Top of DATA PROVIDED
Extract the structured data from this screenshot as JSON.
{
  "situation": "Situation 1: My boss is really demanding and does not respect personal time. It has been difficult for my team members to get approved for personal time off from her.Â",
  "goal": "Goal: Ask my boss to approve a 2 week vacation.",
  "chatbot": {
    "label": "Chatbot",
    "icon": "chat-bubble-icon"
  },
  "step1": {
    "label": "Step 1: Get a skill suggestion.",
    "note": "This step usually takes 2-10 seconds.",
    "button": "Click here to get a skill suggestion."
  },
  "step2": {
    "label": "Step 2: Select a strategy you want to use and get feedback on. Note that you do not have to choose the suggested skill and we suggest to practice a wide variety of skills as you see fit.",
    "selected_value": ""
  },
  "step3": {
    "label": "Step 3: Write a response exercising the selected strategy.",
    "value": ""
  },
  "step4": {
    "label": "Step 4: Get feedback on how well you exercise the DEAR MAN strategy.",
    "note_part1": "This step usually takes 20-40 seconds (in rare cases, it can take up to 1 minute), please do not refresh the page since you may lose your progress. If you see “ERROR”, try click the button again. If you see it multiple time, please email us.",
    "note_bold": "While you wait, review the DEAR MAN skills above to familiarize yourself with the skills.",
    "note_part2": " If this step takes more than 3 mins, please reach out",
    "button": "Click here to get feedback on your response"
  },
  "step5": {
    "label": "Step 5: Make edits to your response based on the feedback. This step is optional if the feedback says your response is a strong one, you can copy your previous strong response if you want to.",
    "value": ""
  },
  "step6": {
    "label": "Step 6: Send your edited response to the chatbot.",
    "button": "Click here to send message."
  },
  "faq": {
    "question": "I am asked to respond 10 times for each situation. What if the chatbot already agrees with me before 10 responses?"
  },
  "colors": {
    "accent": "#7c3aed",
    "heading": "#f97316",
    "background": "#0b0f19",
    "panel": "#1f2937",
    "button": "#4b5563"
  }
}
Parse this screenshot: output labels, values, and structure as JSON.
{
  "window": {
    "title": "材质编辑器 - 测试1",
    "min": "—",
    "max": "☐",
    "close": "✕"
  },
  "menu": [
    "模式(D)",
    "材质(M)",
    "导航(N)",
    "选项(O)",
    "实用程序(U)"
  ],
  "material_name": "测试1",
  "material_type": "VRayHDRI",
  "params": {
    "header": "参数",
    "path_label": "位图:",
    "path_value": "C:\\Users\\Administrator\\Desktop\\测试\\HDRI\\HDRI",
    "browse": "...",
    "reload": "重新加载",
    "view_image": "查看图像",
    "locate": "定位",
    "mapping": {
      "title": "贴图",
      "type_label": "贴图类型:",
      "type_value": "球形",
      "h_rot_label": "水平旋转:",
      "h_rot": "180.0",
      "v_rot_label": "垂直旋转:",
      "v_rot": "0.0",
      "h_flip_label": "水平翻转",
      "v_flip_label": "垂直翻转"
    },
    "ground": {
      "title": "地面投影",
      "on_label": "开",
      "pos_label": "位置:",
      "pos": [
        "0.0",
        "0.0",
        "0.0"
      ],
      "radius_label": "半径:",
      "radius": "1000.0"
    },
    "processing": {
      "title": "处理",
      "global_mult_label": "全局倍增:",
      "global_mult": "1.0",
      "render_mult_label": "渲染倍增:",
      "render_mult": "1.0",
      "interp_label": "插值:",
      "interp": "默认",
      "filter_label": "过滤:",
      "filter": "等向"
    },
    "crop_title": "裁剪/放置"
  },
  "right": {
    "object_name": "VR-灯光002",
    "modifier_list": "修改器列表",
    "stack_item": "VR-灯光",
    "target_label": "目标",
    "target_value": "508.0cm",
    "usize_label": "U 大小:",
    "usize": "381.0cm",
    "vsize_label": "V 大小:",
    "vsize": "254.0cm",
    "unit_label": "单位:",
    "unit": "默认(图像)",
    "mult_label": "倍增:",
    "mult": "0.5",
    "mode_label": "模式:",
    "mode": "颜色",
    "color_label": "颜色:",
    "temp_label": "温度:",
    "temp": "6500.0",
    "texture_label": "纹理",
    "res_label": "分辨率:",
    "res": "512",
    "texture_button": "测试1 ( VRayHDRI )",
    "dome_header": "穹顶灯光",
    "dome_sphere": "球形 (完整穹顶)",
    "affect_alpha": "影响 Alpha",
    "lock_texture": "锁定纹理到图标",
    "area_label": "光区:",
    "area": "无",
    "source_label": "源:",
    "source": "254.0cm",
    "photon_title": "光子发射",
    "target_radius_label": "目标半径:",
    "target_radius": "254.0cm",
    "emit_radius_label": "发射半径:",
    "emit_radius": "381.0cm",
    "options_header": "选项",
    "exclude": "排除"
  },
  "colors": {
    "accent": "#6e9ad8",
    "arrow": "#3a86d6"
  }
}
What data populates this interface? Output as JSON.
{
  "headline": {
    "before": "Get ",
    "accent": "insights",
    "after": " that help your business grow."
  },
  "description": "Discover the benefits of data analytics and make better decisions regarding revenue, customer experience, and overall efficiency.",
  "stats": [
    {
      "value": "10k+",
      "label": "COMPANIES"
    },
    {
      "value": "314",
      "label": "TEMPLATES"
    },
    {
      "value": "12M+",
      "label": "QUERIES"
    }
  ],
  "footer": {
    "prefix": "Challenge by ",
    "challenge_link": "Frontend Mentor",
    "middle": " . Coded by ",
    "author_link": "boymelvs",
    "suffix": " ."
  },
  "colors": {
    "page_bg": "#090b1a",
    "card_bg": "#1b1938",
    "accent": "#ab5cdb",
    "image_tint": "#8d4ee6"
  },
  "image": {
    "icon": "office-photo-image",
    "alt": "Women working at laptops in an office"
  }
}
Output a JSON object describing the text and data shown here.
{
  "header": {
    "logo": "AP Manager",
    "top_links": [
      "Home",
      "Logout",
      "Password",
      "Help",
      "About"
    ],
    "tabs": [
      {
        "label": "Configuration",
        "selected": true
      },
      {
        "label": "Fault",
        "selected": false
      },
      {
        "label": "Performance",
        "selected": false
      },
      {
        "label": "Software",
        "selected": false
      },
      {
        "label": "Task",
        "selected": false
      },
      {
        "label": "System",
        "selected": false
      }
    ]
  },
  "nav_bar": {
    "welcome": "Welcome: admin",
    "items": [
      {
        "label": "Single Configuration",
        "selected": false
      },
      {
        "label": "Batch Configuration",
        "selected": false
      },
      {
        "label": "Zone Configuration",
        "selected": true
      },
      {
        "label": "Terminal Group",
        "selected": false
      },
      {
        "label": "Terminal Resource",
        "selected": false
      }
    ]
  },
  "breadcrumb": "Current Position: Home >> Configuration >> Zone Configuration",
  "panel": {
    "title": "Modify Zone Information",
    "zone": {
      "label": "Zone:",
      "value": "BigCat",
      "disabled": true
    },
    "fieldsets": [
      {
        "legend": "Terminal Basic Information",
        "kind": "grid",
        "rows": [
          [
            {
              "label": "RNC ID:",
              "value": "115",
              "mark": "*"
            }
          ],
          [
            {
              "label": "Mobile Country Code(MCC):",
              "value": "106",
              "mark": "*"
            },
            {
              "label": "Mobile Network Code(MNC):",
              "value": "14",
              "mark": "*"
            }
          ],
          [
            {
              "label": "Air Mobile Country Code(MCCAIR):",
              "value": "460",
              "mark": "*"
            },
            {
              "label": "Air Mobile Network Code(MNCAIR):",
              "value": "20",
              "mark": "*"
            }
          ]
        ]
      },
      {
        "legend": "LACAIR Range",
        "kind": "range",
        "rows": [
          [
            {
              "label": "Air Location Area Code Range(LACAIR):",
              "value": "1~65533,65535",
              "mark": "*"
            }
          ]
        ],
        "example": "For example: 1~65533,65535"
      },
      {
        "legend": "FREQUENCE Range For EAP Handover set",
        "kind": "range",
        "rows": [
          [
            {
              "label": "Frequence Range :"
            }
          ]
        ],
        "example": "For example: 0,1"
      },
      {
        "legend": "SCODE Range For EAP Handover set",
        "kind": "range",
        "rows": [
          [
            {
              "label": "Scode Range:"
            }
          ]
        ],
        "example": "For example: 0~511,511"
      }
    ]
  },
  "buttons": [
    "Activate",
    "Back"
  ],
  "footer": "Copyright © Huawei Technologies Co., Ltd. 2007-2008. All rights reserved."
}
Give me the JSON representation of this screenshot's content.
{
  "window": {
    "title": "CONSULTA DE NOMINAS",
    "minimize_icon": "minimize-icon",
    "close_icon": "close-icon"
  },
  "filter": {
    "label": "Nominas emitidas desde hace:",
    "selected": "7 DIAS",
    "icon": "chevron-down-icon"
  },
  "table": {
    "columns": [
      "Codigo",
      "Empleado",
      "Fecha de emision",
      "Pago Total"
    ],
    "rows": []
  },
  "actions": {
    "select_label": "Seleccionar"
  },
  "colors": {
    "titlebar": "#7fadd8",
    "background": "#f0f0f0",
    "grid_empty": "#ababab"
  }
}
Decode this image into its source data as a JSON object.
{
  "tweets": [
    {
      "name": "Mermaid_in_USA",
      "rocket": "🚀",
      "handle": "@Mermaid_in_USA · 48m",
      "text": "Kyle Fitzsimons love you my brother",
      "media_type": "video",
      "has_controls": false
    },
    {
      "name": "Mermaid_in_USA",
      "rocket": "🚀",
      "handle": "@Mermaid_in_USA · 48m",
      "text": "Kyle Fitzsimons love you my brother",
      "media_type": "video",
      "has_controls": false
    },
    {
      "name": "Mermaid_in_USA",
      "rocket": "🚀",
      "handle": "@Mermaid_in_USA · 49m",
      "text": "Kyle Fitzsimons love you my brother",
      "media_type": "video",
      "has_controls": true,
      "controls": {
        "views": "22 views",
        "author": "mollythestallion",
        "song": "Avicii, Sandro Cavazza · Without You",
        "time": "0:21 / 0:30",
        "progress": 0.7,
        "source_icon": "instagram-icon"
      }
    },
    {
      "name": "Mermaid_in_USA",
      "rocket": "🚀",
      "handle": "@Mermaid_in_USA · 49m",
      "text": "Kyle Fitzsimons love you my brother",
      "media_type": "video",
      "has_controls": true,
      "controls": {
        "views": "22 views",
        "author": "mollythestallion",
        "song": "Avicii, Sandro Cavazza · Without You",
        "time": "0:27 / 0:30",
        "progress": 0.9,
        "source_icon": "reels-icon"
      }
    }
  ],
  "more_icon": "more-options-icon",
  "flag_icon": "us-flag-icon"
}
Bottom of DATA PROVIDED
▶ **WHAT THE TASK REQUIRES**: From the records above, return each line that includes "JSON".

▶ **SOLUTION TO THIS TASK**:
Extract the structured data from this screenshot as JSON.
Parse this screenshot: output labels, values, and structure as JSON.
What data populates this interface? Output as JSON.
Output a JSON object describing the text and data shown here.
Give me the JSON representation of this screenshot's content.
Decode this image into its source data as a JSON object.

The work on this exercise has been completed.